* _Task requirements_: Write the records below out again. Match them exactly.

* _Data listing_:
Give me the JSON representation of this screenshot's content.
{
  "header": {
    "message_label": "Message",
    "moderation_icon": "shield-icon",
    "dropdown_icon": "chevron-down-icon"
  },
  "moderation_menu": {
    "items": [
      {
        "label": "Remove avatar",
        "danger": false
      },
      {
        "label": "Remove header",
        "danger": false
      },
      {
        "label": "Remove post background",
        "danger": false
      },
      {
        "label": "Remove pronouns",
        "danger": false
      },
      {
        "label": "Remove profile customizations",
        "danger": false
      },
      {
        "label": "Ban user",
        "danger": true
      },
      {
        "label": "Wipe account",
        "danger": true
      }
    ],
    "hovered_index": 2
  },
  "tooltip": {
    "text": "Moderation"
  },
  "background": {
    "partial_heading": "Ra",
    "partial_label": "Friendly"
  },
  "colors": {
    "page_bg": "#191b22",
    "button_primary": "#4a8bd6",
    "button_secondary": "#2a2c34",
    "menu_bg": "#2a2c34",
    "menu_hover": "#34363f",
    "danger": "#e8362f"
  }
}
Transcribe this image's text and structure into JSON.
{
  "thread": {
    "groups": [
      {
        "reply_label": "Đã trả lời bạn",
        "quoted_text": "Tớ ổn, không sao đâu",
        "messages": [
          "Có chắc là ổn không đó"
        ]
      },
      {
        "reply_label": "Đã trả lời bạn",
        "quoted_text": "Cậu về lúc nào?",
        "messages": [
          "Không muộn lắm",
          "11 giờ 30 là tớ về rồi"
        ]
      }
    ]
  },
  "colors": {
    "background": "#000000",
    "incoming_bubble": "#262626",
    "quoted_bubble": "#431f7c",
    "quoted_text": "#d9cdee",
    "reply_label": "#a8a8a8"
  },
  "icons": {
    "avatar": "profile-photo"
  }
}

* _Solution_:
Give me the JSON representation of this screenshot's content.
{
  "header": {
    "message_label": "Message",
    "moderation_icon": "shield-icon",
    "dropdown_icon": "chevron-down-icon"
  },
  "moderation_menu": {
    "items": [
      {
        "label": "Remove avatar",
        "danger": false
      },
      {
        "label": "Remove header",
        "danger": false
      },
      {
        "label": "Remove post background",
        "danger": false
      },
      {
        "label": "Remove pronouns",
        "danger": false
      },
      {
        "label": "Remove profile customizations",
        "danger": false
      },
      {
        "label": "Ban user",
        "danger": true
      },
      {
        "label": "Wipe account",
        "danger": true
      }
    ],
    "hovered_index": 2
  },
  "tooltip": {
    "text": "Moderation"
  },
  "background": {
    "partial_heading": "Ra",
    "partial_label": "Friendly"
  },
  "colors": {
    "page_bg": "#191b22",
    "button_primary": "#4a8bd6",
    "button_secondary": "#2a2c34",
    "menu_bg": "#2a2c34",
    "menu_hover": "#34363f",
    "danger": "#e8362f"
  }
}
Transcribe this image's text and structure into JSON.
{
  "thread": {
    "groups": [
      {
        "reply_label": "Đã trả lời bạn",
        "quoted_text": "Tớ ổn, không sao đâu",
        "messages": [
          "Có chắc là ổn không đó"
        ]
      },
      {
        "reply_label": "Đã trả lời bạn",
        "quoted_text": "Cậu về lúc nào?",
        "messages": [
          "Không muộn lắm",
          "11 giờ 30 là tớ về rồi"
        ]
      }
    ]
  },
  "colors": {
    "background": "#000000",
    "incoming_bubble": "#262626",
    "quoted_bubble": "#431f7c",
    "quoted_text": "#d9cdee",
    "reply_label": "#a8a8a8"
  },
  "icons": {
    "avatar": "profile-photo"
  }
}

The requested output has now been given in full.